In Canada specifically, there have been some positive findings about the implementation of Housing First:28

In Vancouver, At Home/Chez Soi was cited as one of the reasons for a reduction in homelessness, as calculated by a count.

Recent research in Vancouver estimates a cost savings of 30 per cent by giving people who are homeless stable housing.

Housing First in Calgary has been so successful there have been shelter bed closures.

A Canadian study found traditional institutional responses to homelessness (the prison system and psychiatric hospitals) substantively more expensive (estimated annual costs: $66 000 – $120 000) than investments in supportive housing (estimated annual costs: $13 000 – $18 000)

At Home/Chez Soi has substantively added to the evidence base for Housing First in Canada. This study found the following:29

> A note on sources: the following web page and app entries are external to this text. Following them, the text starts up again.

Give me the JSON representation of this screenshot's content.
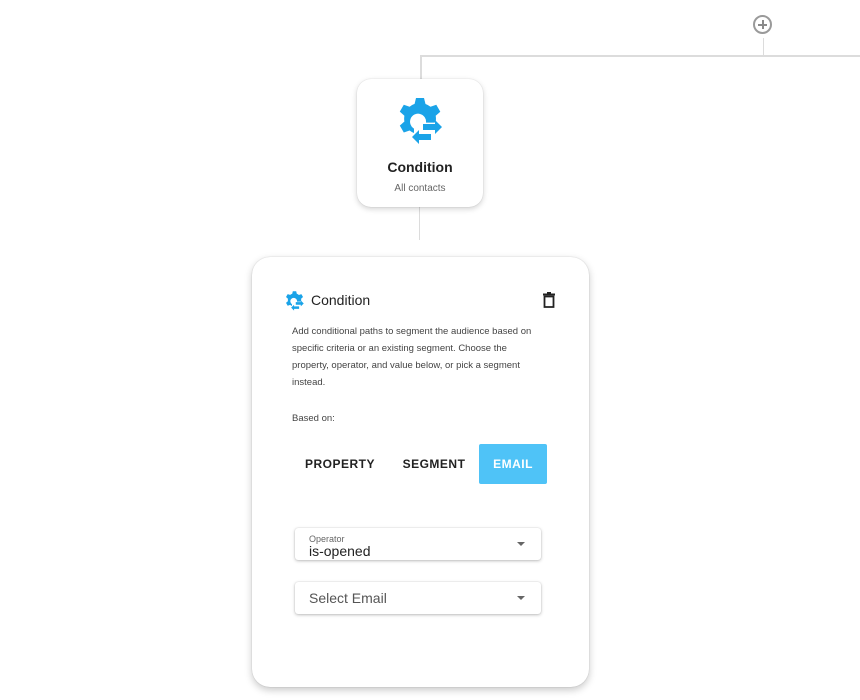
{
  "node": {
    "title": "Condition",
    "subtitle": "All contacts",
    "icon": "gear-swap-icon"
  },
  "panel": {
    "title": "Condition",
    "icon": "gear-swap-icon",
    "delete_icon": "trash-icon",
    "description": "Add conditional paths to segment the audience based on specific criteria or an existing segment. Choose the property, operator, and value below, or pick a segment instead.",
    "based_on_label": "Based on:",
    "tabs": [
      {
        "label": "PROPERTY",
        "active": false
      },
      {
        "label": "SEGMENT",
        "active": false
      },
      {
        "label": "EMAIL",
        "active": true
      }
    ],
    "operator": {
      "label": "Operator",
      "value": "is-opened"
    },
    "email_select": {
      "placeholder": "Select Email"
    }
  },
  "colors": {
    "accent": "#29b6f6",
    "active_tab": "#4fc3f7"
  }
}
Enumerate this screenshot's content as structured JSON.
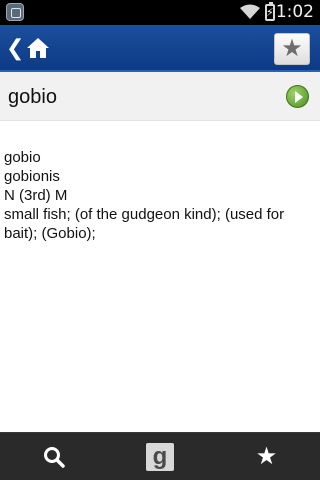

Program Implementation
Housing First rapidly ends homelessness
Housing First is a sound investment
Having a place to live with supports can lead to other positive outcomes…
There are many ways in which Housing First can change lives.
Getting Housing First right is essential to optimizing outcomes.

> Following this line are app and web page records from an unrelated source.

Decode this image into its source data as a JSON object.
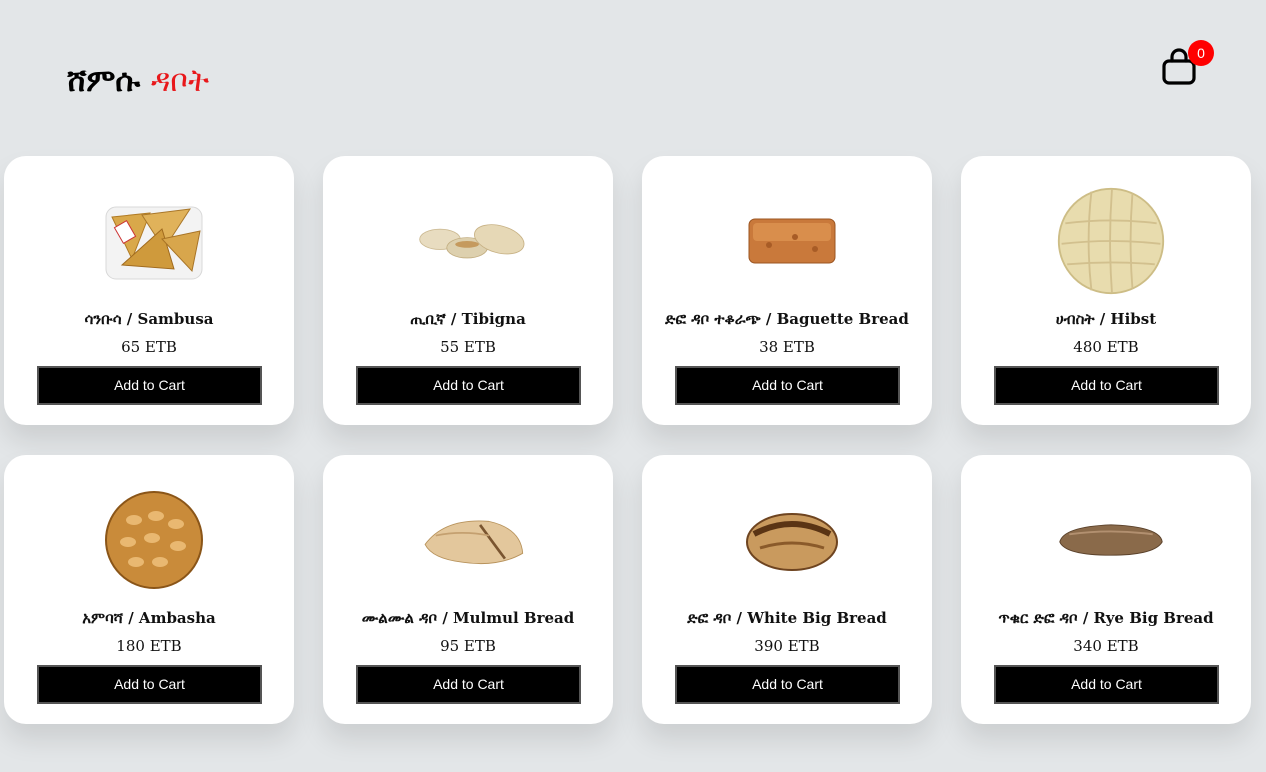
{
  "header": {
    "logo_part1": "ሸምሱ",
    "logo_part2": "ዳቦት",
    "cart_count": "0"
  },
  "products": [
    {
      "name": "ሳንቡሳ / Sambusa",
      "price": "65 ETB",
      "button": "Add to Cart",
      "image": "sambusa"
    },
    {
      "name": "ጢቢኛ / Tibigna",
      "price": "55 ETB",
      "button": "Add to Cart",
      "image": "tibigna"
    },
    {
      "name": "ድፎ ዳቦ ተቆራጭ / Baguette Bread",
      "price": "38 ETB",
      "button": "Add to Cart",
      "image": "baguette"
    },
    {
      "name": "ሀብስት / Hibst",
      "price": "480 ETB",
      "button": "Add to Cart",
      "image": "hibst"
    },
    {
      "name": "አምባሻ / Ambasha",
      "price": "180 ETB",
      "button": "Add to Cart",
      "image": "ambasha"
    },
    {
      "name": "ሙልሙል ዳቦ / Mulmul Bread",
      "price": "95 ETB",
      "button": "Add to Cart",
      "image": "mulmul"
    },
    {
      "name": "ድፎ ዳቦ / White Big Bread",
      "price": "390 ETB",
      "button": "Add to Cart",
      "image": "white-big"
    },
    {
      "name": "ጥቁር ድፎ ዳቦ / Rye Big Bread",
      "price": "340 ETB",
      "button": "Add to Cart",
      "image": "rye-big"
    }
  ]
}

15. How can the Housing First Model be adapted?

Housing First can be adapted for a number of groups experiencing homelessness. This toolkit provides information on Housing First for individuals who are chronically homeless with mental health and addiction needs, specifically. While Housing First is implemented in urban areas most frequently, it can be adapted and implemented almost anywhere. At Home/Chez Soi has been implemented in five different Canadian cities. Each city has adapted the Housing First intervention to meet the specific needs of its participants.
While Housing First is implemented in urban areas most frequently, it can be adapted and implemented almost anywhere.

See the map below to find out more about how the At Home/Chez Soi
adapted the HF intervention to meet the needs of its participants.

16. How does Housing First improve the quality of life of participants?

Housing First has been shown to promote a sense of autonomy, improve health and mental health, and to allow participants to begin orienting toward future goals and social relationships.30 Housing First may also enable participants to reclaim a valued identity.31

View these clips from the National Film Board and Pathways to Housing to see
how participants experience the Housing First intervention.